KTP: Hub TV and City collaboration
The Knowledge Transfer Partnership (KTP) project between Hub TV and City, University of London presented an unrivalled business opportunity to create a truly innovative product that is not currently available ‘off the shelf’. The result… meet AhaMo!: The interactive learning tool that wraps around existing video content to create superior user experience.
With increasing internationalisation and ever expanding online capabilities to share content, organisations are starting to take e-learning seriously.
Hub TV, one of the UK’s top 50 video production companies, recognised a gap in the market for enhanced forms of video interaction in the learning space. It sought a partner to help fulfil its vision of becoming a market and thought leader in interactive video services.
An open day at City's Centre for Human-Computer Interaction Design (HCID) brought Hub together with a team of City academics with extensive research experience in user interaction across a wide variety of media. This new collaboration enabled Hub's ideas to be explored further and create something truly novel within the space of interactive video.
The first challenge was finding an accessible way to build the partnership – both in terms of the funding available and the project management structure. After considering all the options, the KTP scheme was identified as the perfect fit for three main reasons:
- the project was novel;
- it was likely to deliver significant financial growth for Hub TV;
- and it had benefits for all partners – benefits likely to accrue as Hub continued to expand its operations.

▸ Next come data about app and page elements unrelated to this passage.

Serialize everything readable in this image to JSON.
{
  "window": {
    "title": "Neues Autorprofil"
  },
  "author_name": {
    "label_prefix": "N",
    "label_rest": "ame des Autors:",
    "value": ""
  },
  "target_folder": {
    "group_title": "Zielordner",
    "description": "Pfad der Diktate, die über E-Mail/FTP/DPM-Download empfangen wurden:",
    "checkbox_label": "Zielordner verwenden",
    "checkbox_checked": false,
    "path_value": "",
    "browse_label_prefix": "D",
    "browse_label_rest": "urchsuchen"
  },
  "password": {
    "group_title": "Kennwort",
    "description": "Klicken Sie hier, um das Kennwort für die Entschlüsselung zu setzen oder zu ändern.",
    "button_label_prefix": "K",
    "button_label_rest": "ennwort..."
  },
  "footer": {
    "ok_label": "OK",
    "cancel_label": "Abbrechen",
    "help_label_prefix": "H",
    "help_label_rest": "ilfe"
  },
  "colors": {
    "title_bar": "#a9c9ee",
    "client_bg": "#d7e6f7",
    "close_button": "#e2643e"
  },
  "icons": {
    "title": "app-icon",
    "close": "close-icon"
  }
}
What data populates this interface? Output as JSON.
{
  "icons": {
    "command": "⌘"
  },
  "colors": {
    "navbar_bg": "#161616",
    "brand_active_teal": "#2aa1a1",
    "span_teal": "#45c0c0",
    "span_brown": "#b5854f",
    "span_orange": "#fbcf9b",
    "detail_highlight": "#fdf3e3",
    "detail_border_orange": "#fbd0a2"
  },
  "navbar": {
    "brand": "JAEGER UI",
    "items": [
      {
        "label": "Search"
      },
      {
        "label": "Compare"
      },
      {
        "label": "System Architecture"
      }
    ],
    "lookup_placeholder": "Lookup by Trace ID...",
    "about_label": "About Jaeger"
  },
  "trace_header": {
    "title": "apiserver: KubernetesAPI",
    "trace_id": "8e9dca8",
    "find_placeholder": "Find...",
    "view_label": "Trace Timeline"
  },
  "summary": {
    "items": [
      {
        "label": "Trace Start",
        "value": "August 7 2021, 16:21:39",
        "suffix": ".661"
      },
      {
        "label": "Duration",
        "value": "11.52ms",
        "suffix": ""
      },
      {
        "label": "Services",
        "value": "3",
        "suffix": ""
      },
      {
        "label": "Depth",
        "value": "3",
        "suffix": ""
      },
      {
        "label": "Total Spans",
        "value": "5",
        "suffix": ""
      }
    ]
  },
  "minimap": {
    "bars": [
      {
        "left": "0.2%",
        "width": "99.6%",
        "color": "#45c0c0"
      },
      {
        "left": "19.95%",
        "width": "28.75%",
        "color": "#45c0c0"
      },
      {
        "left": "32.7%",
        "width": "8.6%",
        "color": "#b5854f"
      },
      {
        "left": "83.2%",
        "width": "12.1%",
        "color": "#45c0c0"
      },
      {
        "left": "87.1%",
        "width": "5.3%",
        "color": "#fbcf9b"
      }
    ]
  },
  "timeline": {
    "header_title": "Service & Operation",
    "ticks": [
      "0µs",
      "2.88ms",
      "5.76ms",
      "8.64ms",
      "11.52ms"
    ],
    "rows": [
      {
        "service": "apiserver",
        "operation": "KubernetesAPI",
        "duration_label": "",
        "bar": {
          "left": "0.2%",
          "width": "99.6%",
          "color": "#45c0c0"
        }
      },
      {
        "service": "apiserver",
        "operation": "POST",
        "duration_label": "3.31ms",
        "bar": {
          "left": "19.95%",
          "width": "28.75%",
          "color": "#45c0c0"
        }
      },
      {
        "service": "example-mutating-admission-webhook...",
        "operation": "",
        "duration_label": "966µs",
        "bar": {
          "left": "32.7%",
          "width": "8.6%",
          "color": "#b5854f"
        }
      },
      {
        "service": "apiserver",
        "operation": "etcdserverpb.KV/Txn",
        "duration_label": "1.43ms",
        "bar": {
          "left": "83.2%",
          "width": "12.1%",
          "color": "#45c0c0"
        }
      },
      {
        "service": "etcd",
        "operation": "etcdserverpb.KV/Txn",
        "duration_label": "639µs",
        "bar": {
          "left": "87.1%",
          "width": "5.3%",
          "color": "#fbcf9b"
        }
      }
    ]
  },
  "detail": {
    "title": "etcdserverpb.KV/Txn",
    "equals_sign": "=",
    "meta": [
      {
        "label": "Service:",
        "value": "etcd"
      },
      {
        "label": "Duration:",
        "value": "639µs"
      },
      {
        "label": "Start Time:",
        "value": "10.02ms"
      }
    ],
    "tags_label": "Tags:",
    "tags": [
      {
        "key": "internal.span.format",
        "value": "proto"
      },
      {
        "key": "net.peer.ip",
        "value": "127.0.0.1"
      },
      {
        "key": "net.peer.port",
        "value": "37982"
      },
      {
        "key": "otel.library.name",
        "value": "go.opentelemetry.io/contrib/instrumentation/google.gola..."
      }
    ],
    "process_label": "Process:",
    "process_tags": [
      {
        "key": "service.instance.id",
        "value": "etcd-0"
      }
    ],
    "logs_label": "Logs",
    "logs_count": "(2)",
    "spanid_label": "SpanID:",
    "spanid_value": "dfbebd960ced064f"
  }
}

Following a successful funding application jointly prepared by Hub TV and City, the partners recruited graduate, Sohail Sohab, to manage the day-to-day delivery of the project.
Working full-time at Hub TV premises, but with regular support and guidance from academics at City, Sohail set out to develop a new interactive video capability, which would help Hub stand apart.
Through a series of stakeholder interviews, participatory sessions and competitor analyses, Sohail was able to identify the specific user needs for the new product and help develop an interactive prototype. User testing and field trials followed until the commercial product – AhaMo! – was ready for launch.
AhaMo! became available in December 2014, two years after the project started. It is aimed at businesses looking to embed e-learning capability within existing staff learning and development programmes.
What makes AhaMo! different from other e-learning tools is that it supports reflection, offers intelligent analysis of users’ insights and enables peer sharing and discovery of new learning material through collation in wider social networks.
AhaMo! has enabled Hub TV to enter the e-learning marketplace, estimated to reach $51.5billion by 2016. With the continuing use of online video globally, Hub will be able to capitalise on these growth trends. The new skills and knowledge developed during the KTP are now being embedded within the Hub business to ensure it continues to produce cutting-edge interactive products and services.
It wasn’t just Hub that benefited from taking part in the project. The academic team at City were able to successfully apply their research to practice – proving that their theories worked. Two associated Masters students’ dissertations have been influenced by the KTP project, and the academic team has been able to use the KTP as a case study in a syllabus on interaction design. Furthermore, a number of research proposals have been developed on the back of the work, focussing on intelligent aspects of the AhaMo! platform.
As a result, the KTP project was awarded the highest grade of ‘Outstanding’ by Innovate UK.
Find out more about the Knowledge Transfer Partnerships (KTP) at City.